_Your objective_. Retype the listing exactly, minus its pictures.

_Source data_.
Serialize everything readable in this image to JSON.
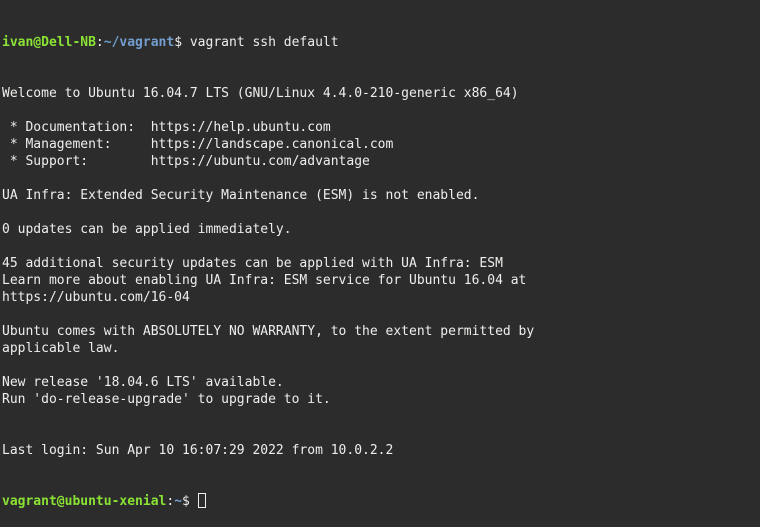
{
  "prompt1": {
    "user_host": "ivan@Dell-NB",
    "path": "~/vagrant",
    "symbol": "$ ",
    "command": "vagrant ssh default"
  },
  "lines": [
    "Welcome to Ubuntu 16.04.7 LTS (GNU/Linux 4.4.0-210-generic x86_64)",
    "",
    " * Documentation:  https://help.ubuntu.com",
    " * Management:     https://landscape.canonical.com",
    " * Support:        https://ubuntu.com/advantage",
    "",
    "UA Infra: Extended Security Maintenance (ESM) is not enabled.",
    "",
    "0 updates can be applied immediately.",
    "",
    "45 additional security updates can be applied with UA Infra: ESM",
    "Learn more about enabling UA Infra: ESM service for Ubuntu 16.04 at",
    "https://ubuntu.com/16-04",
    "",
    "Ubuntu comes with ABSOLUTELY NO WARRANTY, to the extent permitted by",
    "applicable law.",
    "",
    "New release '18.04.6 LTS' available.",
    "Run 'do-release-upgrade' to upgrade to it.",
    "",
    "",
    "Last login: Sun Apr 10 16:07:29 2022 from 10.0.2.2"
  ],
  "prompt2": {
    "user_host": "vagrant@ubuntu-xenial",
    "path": "~",
    "symbol": "$ "
  }
}
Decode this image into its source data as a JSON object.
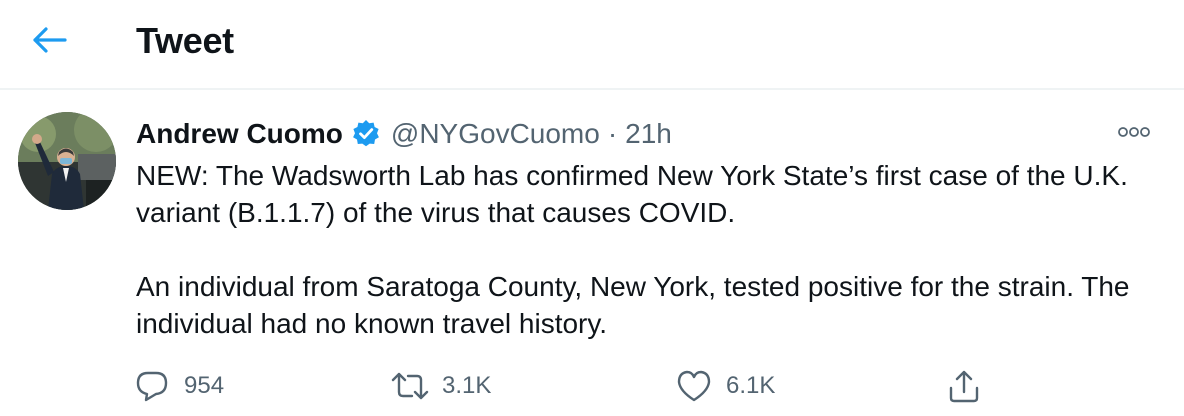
{
  "header": {
    "title": "Tweet",
    "back_icon": "arrow-left-icon",
    "accent_color": "#1d9bf0"
  },
  "tweet": {
    "author": {
      "display_name": "Andrew Cuomo",
      "handle": "@NYGovCuomo",
      "verified": true,
      "verified_color": "#1d9bf0"
    },
    "separator": "·",
    "time": "21h",
    "more_icon": "more-horizontal-icon",
    "text": {
      "paragraph_1": "NEW: The Wadsworth Lab has confirmed New York State’s first case of the U.K. variant (B.1.1.7) of the virus that causes COVID.",
      "paragraph_2": "An individual from Saratoga County, New York, tested positive for the strain. The individual had no known travel history."
    },
    "actions": {
      "reply_count": "954",
      "retweet_count": "3.1K",
      "like_count": "6.1K",
      "reply_icon": "reply-icon",
      "retweet_icon": "retweet-icon",
      "like_icon": "heart-icon",
      "share_icon": "share-icon"
    }
  }
}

_Task answer_.
Serialize everything readable in this image to JSON.
{
  "prompt1": {
    "user_host": "ivan@Dell-NB",
    "path": "~/vagrant",
    "symbol": "$ ",
    "command": "vagrant ssh default"
  },
  "lines": [
    "Welcome to Ubuntu 16.04.7 LTS (GNU/Linux 4.4.0-210-generic x86_64)",
    "",
    " * Documentation:  https://help.ubuntu.com",
    " * Management:     https://landscape.canonical.com",
    " * Support:        https://ubuntu.com/advantage",
    "",
    "UA Infra: Extended Security Maintenance (ESM) is not enabled.",
    "",
    "0 updates can be applied immediately.",
    "",
    "45 additional security updates can be applied with UA Infra: ESM",
    "Learn more about enabling UA Infra: ESM service for Ubuntu 16.04 at",
    "https://ubuntu.com/16-04",
    "",
    "Ubuntu comes with ABSOLUTELY NO WARRANTY, to the extent permitted by",
    "applicable law.",
    "",
    "New release '18.04.6 LTS' available.",
    "Run 'do-release-upgrade' to upgrade to it.",
    "",
    "",
    "Last login: Sun Apr 10 16:07:29 2022 from 10.0.2.2"
  ],
  "prompt2": {
    "user_host": "vagrant@ubuntu-xenial",
    "path": "~",
    "symbol": "$ "
  }
}
Decode this image into its source data as a JSON object.
{
  "header": {
    "title": "Tweet",
    "back_icon": "arrow-left-icon",
    "accent_color": "#1d9bf0"
  },
  "tweet": {
    "author": {
      "display_name": "Andrew Cuomo",
      "handle": "@NYGovCuomo",
      "verified": true,
      "verified_color": "#1d9bf0"
    },
    "separator": "·",
    "time": "21h",
    "more_icon": "more-horizontal-icon",
    "text": {
      "paragraph_1": "NEW: The Wadsworth Lab has confirmed New York State’s first case of the U.K. variant (B.1.1.7) of the virus that causes COVID.",
      "paragraph_2": "An individual from Saratoga County, New York, tested positive for the strain. The individual had no known travel history."
    },
    "actions": {
      "reply_count": "954",
      "retweet_count": "3.1K",
      "like_count": "6.1K",
      "reply_icon": "reply-icon",
      "retweet_icon": "retweet-icon",
      "like_icon": "heart-icon",
      "share_icon": "share-icon"
    }
  }
}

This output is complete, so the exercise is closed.